▸ DATA EXTRACT:
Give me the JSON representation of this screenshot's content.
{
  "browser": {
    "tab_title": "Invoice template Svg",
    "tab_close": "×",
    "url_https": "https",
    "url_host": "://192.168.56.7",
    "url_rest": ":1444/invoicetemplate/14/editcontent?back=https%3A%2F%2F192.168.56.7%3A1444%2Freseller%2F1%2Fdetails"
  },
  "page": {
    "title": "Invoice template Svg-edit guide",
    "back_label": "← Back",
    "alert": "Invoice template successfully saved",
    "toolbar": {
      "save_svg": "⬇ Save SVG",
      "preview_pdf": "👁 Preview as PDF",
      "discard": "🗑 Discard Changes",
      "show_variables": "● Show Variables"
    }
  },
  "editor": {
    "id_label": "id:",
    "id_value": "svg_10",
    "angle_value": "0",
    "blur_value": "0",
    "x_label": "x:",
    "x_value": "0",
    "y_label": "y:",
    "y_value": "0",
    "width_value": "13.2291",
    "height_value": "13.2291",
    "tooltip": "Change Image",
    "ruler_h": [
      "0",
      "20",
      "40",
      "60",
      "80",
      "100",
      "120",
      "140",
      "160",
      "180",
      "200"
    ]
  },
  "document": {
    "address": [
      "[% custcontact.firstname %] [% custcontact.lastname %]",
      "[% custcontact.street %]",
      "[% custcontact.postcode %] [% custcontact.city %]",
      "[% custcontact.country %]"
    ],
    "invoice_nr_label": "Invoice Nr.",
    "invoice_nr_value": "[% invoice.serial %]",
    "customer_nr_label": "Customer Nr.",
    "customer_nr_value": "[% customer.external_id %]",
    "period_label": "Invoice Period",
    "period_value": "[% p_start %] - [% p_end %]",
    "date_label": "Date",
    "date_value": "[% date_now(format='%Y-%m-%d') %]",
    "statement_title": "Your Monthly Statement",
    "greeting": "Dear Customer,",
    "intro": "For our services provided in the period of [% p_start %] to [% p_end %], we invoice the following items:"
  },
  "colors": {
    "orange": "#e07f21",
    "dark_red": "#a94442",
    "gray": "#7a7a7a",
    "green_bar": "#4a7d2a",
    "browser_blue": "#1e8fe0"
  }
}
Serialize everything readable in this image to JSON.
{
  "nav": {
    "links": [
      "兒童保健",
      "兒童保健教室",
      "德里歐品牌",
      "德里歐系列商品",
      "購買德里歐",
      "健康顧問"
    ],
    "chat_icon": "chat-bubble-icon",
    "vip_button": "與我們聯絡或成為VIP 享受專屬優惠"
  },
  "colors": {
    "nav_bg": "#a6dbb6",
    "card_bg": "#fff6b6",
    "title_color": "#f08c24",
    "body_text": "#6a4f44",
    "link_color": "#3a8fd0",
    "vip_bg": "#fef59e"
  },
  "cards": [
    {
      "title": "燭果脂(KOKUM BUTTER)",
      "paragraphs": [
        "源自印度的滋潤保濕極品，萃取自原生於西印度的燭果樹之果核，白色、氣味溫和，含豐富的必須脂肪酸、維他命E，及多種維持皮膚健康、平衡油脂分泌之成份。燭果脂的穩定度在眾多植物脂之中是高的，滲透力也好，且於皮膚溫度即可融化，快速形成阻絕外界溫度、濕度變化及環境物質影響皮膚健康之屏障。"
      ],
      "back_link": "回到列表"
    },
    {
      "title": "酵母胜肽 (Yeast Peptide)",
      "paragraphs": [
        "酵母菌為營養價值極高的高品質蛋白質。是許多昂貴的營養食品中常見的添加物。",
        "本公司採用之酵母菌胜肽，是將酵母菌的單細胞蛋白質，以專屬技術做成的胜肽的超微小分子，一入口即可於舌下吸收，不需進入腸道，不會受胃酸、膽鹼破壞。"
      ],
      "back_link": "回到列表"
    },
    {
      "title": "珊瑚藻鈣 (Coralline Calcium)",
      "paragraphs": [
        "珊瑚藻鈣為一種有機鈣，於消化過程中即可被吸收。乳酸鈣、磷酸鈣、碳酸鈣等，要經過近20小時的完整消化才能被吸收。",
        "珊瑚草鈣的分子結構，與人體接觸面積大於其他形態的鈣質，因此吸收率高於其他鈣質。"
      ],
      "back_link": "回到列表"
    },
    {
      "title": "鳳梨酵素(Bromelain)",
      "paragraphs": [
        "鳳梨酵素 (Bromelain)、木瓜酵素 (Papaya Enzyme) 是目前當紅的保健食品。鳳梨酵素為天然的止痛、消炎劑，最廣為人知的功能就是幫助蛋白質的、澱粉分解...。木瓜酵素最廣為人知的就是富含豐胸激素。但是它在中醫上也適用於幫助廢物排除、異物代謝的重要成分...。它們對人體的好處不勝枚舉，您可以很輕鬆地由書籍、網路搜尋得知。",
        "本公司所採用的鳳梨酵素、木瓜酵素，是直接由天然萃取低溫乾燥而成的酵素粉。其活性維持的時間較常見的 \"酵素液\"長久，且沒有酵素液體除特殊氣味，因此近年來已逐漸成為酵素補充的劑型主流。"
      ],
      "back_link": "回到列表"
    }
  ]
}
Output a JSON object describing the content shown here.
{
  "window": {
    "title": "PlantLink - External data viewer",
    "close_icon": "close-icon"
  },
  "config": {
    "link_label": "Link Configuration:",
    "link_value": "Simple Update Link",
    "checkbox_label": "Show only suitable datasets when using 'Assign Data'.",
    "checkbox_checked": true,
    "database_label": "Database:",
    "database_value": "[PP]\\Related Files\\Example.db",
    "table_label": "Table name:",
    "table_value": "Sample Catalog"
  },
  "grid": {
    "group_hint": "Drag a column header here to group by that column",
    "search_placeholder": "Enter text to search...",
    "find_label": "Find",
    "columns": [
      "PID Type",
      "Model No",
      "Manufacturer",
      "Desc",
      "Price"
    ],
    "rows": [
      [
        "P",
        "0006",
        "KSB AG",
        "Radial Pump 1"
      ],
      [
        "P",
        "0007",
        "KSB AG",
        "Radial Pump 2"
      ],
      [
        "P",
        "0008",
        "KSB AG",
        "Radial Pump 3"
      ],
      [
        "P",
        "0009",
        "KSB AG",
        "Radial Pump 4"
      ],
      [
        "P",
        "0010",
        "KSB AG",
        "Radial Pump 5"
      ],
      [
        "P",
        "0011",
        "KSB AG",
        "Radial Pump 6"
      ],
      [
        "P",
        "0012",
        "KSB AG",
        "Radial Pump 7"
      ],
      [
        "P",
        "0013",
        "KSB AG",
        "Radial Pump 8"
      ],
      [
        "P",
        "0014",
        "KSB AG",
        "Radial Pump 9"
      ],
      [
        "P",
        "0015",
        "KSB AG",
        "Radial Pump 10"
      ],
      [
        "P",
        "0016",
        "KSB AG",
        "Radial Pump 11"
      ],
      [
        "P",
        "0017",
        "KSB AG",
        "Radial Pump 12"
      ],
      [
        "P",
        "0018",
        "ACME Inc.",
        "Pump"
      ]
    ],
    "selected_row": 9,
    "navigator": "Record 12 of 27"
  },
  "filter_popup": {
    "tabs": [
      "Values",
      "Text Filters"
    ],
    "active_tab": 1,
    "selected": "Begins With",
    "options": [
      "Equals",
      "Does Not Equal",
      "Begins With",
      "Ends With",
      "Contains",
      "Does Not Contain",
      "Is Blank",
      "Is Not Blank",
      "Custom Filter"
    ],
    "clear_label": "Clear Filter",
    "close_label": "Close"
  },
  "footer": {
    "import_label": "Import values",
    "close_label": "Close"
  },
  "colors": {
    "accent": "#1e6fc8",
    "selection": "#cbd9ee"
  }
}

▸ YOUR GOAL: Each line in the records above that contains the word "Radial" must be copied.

▸ OUTPUT FOR THIS EXERCISE:
        "Radial Pump 1"
        "Radial Pump 2"
        "Radial Pump 3"
        "Radial Pump 4"
        "Radial Pump 5"
        "Radial Pump 6"
        "Radial Pump 7"
        "Radial Pump 8"
        "Radial Pump 9"
        "Radial Pump 10"
        "Radial Pump 11"
        "Radial Pump 12"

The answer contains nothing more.